The ILRI director general remarked on Ethiopia’s rare agricultural, biological, human and institutional diversity: ‘There will be a lot of variability in how the climate changes. Ethiopia has greatly diverse farming regions. It has great biodiversity. How can we use cutting edge science to understand that diversity and use it better? Lessons learned in one place may be valuable in another. We need to empower people at the local level to provide solutions. Science can quicken this work. The centres of the CGIAR have been working side by side with the Ethiopian Institute of Agricultural Research and other institutions in this country. We stand ready to deepen our cooperation with the diversity of institutions in Ethiopia.’

Regular dialogue begins

Fittingly, the person whose remarks closed the Dialogue was Prof Ejeta’s mentor, Dr Berhane Gebre-Kidan, who had attended the October World Food Prize ceremony in Iowa, where he watched his protégé be honoured.

Recalling that Ejeta had attended Jimma Agricultural Technical University, Alemaya Agricultural University and then Purdue University, Gebre-Kidan said that each of these institutions shared the land grant philosophy, which combines education, research, and extension, all involved in the development of its local communities.

‘I wait for the day,’ Gebre-Kidan said, ‘when this triangle is recognized in each of our colleges of agriculture. We are recognized as a country unable to feed itself. We have to change that image. We have a world-class scientist in the person of Prof Gebisa Ejeta, which we can exploit. We need to establish a think tank that will think outside the box about Ethiopian agriculture. We need to institute a regular dialogue to move Ethiopian agriculture forward.’

It appears from Gebisa Ejeta’s announcement at Ethiopia’s National Palace that that ‘regular dialogue’ is about to begin.

Support for the Dialogue honouring Prof Ejeta was provided by the Ethiopian Government as well as the Alliance for a Green Revolution in Africa, the Canadian International Development Agency, the International Development Research Centre (Canada), the International Livestock Research Institute, the Japanese International Cooperation Agency, OXFAM America, OXFAM Great Britain and the United States Agency for International Development.

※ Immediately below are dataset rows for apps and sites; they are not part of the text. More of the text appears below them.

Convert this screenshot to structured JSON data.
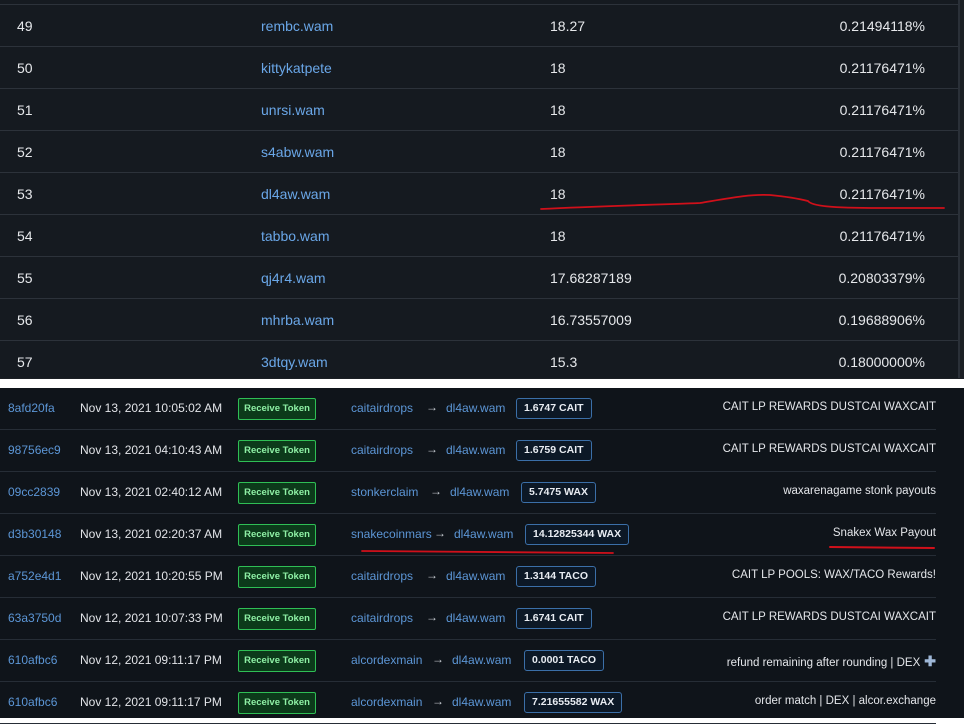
{
  "holders": [
    {
      "rank": "49",
      "account": "rembc.wam",
      "amount": "18.27",
      "percent": "0.21494118%"
    },
    {
      "rank": "50",
      "account": "kittykatpete",
      "amount": "18",
      "percent": "0.21176471%"
    },
    {
      "rank": "51",
      "account": "unrsi.wam",
      "amount": "18",
      "percent": "0.21176471%"
    },
    {
      "rank": "52",
      "account": "s4abw.wam",
      "amount": "18",
      "percent": "0.21176471%"
    },
    {
      "rank": "53",
      "account": "dl4aw.wam",
      "amount": "18",
      "percent": "0.21176471%"
    },
    {
      "rank": "54",
      "account": "tabbo.wam",
      "amount": "18",
      "percent": "0.21176471%"
    },
    {
      "rank": "55",
      "account": "qj4r4.wam",
      "amount": "17.68287189",
      "percent": "0.20803379%"
    },
    {
      "rank": "56",
      "account": "mhrba.wam",
      "amount": "16.73557009",
      "percent": "0.19688906%"
    },
    {
      "rank": "57",
      "account": "3dtqy.wam",
      "amount": "15.3",
      "percent": "0.18000000%"
    }
  ],
  "transactions": [
    {
      "hash": "8afd20fa",
      "date": "Nov 13, 2021 10:05:02 AM",
      "action": "Receive Token",
      "from": "caitairdrops",
      "to": "dl4aw.wam",
      "amount": "1.6747 CAIT",
      "memo": "CAIT LP REWARDS DUSTCAI WAXCAIT"
    },
    {
      "hash": "98756ec9",
      "date": "Nov 13, 2021 04:10:43 AM",
      "action": "Receive Token",
      "from": "caitairdrops",
      "to": "dl4aw.wam",
      "amount": "1.6759 CAIT",
      "memo": "CAIT LP REWARDS DUSTCAI WAXCAIT"
    },
    {
      "hash": "09cc2839",
      "date": "Nov 13, 2021 02:40:12 AM",
      "action": "Receive Token",
      "from": "stonkerclaim",
      "to": "dl4aw.wam",
      "amount": "5.7475 WAX",
      "memo": "waxarenagame stonk payouts"
    },
    {
      "hash": "d3b30148",
      "date": "Nov 13, 2021 02:20:37 AM",
      "action": "Receive Token",
      "from": "snakecoinmars",
      "to": "dl4aw.wam",
      "amount": "14.12825344 WAX",
      "memo": "Snakex Wax Payout"
    },
    {
      "hash": "a752e4d1",
      "date": "Nov 12, 2021 10:20:55 PM",
      "action": "Receive Token",
      "from": "caitairdrops",
      "to": "dl4aw.wam",
      "amount": "1.3144 TACO",
      "memo": "CAIT LP POOLS: WAX/TACO Rewards!"
    },
    {
      "hash": "63a3750d",
      "date": "Nov 12, 2021 10:07:33 PM",
      "action": "Receive Token",
      "from": "caitairdrops",
      "to": "dl4aw.wam",
      "amount": "1.6741 CAIT",
      "memo": "CAIT LP REWARDS DUSTCAI WAXCAIT"
    },
    {
      "hash": "610afbc6",
      "date": "Nov 12, 2021 09:11:17 PM",
      "action": "Receive Token",
      "from": "alcordexmain",
      "to": "dl4aw.wam",
      "amount": "0.0001 TACO",
      "memo": "refund remaining after rounding | DEX"
    },
    {
      "hash": "610afbc6",
      "date": "Nov 12, 2021 09:11:17 PM",
      "action": "Receive Token",
      "from": "alcordexmain",
      "to": "dl4aw.wam",
      "amount": "7.21655582 WAX",
      "memo": "order match | DEX | alcor.exchange"
    }
  ],
  "icons": {
    "transfer_arrow": "arrow-right-icon",
    "memo_plus": "plus-icon"
  },
  "colors": {
    "link": "#5c96d6",
    "badge_green": "#2fbf55",
    "annotation_red": "#d0101a"
  }
}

For more information about the 12 November 2009 Dialogue in Addis Ababa, go to:

For more information about Prof Gebisa Ejeta, go to: World Food Prize Laureate.